You’ve read right; you can fight your creativity block with dopamine. Make sure to eat a lot of protein foods rich in tyrosine to help your body produce dopamine, and exercise to boost your dopamine extraction.
 Kühn, S., Düzel, S., Colzato, L., Norman, K., Gallinat, J., Brandmaier, A. M., Lindenberger, U., & Widaman, K. F. (2019). Food for thought: Association between dietary tyrosine and cognitive performance in younger and older adults. Psychological Research, 83(6), 1097–1106.
 Khalil, R., Godde, B., & Karim, A. A. (2019). The Link Between Creativity, Cognition, and Creative Drives and Underlying Neural Mechanisms. Frontiers in Neural Circuits, 13.
 Kim, K.H., Pierce, R.A. (2013). Convergent Versus Divergent Thinking. In E.G. Carayannis (Eds.), Encyclopedia of Creativity, Invention, Innovation and Entrepreneurship, pp. 245–250. Springer.
 Cropley, A.J. (2011). Definitions of Creativity. In M. A. Runco, & S. R. Pritzker, Encyclopedia of Creativity (Second Edition), pp: 358–368. Academic Press.
 Colzato, L. S., de Haan, A. M., & Hommel, B. (2015). Food for creativity: tyrosine promotes deep thinking. Psychological research, 79(5), 709–714.
 Food by Tyrosine content (n.d.). Nutritional Value https://www.nutritionvalue.org/foods_by_Tyrosine_content_page_49.html
 Oppezzo, M., & Schwartz, D. L. (2014). Give your ideas some legs: The positive effect of walking on creative thinking. Journal of Experimental Psychology: Learning, Memory, and Cognition, 40(4), 1142–1152.
 Matsumoto, K., Chen, C., Hagiwara, K., Shimizu, N., Hirotsu, M., Oda, Y., Lei, H., Takao, A., Fujii, Y., Higuchi, F., & Nakagawa, S. (2022). The Effect of Brief Stair-Climbing on Divergent and Convergent Thinking. Frontiers in Behavioral Neuroscience, 15, 834097.
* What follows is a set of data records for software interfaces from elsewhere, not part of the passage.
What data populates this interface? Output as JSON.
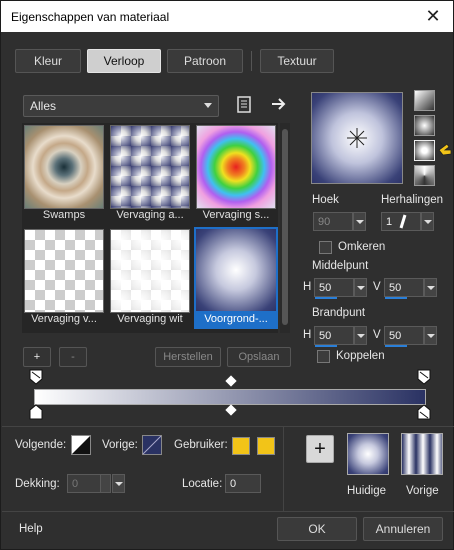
{
  "window": {
    "title": "Eigenschappen van materiaal",
    "close": "✕"
  },
  "tabs": [
    "Kleur",
    "Verloop",
    "Patroon",
    "Textuur"
  ],
  "category": "Alles",
  "gallery": [
    {
      "name": "Swamps"
    },
    {
      "name": "Vervaging a..."
    },
    {
      "name": "Vervaging s..."
    },
    {
      "name": "Vervaging v..."
    },
    {
      "name": "Vervaging wit"
    },
    {
      "name": "Voorgrond-..."
    }
  ],
  "gallery_buttons": {
    "add": "+",
    "remove": "-",
    "reset": "Herstellen",
    "save": "Opslaan"
  },
  "fields": {
    "angle_label": "Hoek",
    "angle_value": "90",
    "repeats_label": "Herhalingen",
    "repeats_value": "1",
    "invert_label": "Omkeren",
    "center_label": "Middelpunt",
    "center_h": "50",
    "center_v": "50",
    "focal_label": "Brandpunt",
    "focal_h": "50",
    "focal_v": "50",
    "link_label": "Koppelen",
    "h": "H",
    "v": "V"
  },
  "bottom": {
    "next_label": "Volgende:",
    "prev_label": "Vorige:",
    "user_label": "Gebruiker:",
    "opacity_label": "Dekking:",
    "opacity_value": "0",
    "location_label": "Locatie:",
    "location_value": "0",
    "current_label": "Huidige",
    "previous_label": "Vorige",
    "add": "+"
  },
  "footer": {
    "help": "Help",
    "ok": "OK",
    "cancel": "Annuleren"
  },
  "colors": {
    "user1": "#f2c418",
    "user2": "#f2c418",
    "accent": "#1e6fc8"
  }
}
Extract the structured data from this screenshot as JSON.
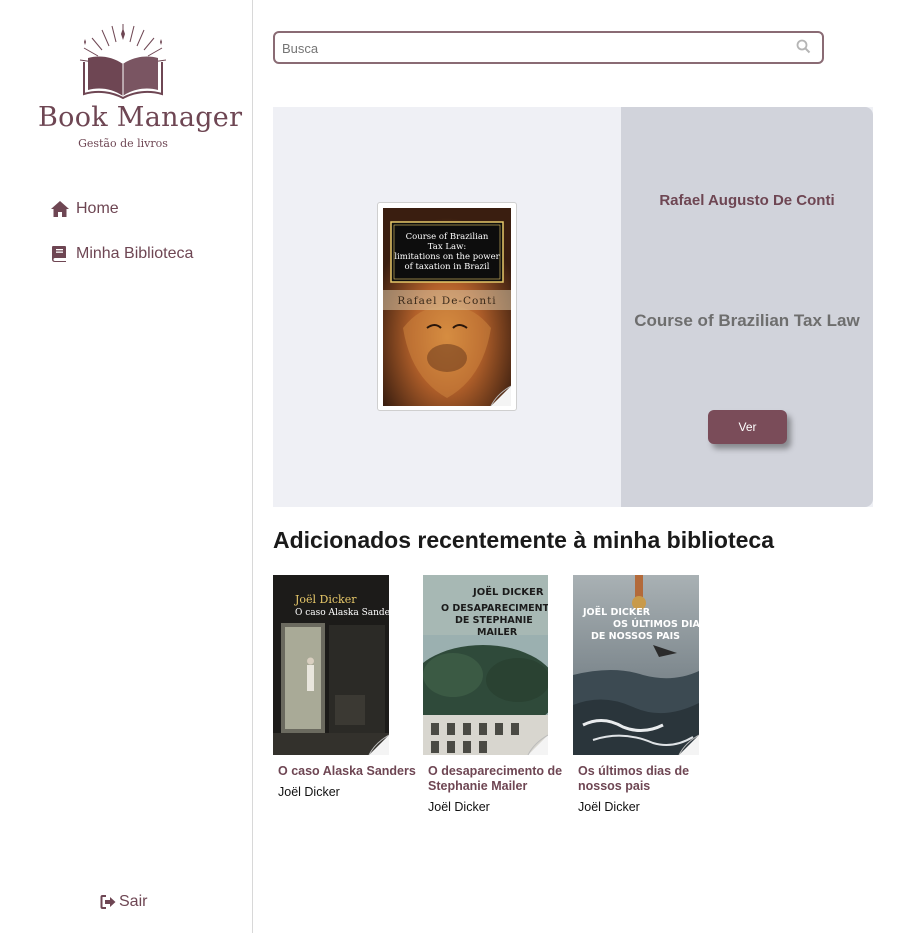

 Zhao, Y., Qin, C., Shu, D., & Liu, D. (2022). Effects of short-term aerobic exercise on creativity. Thinking Skills and Creativity, 44.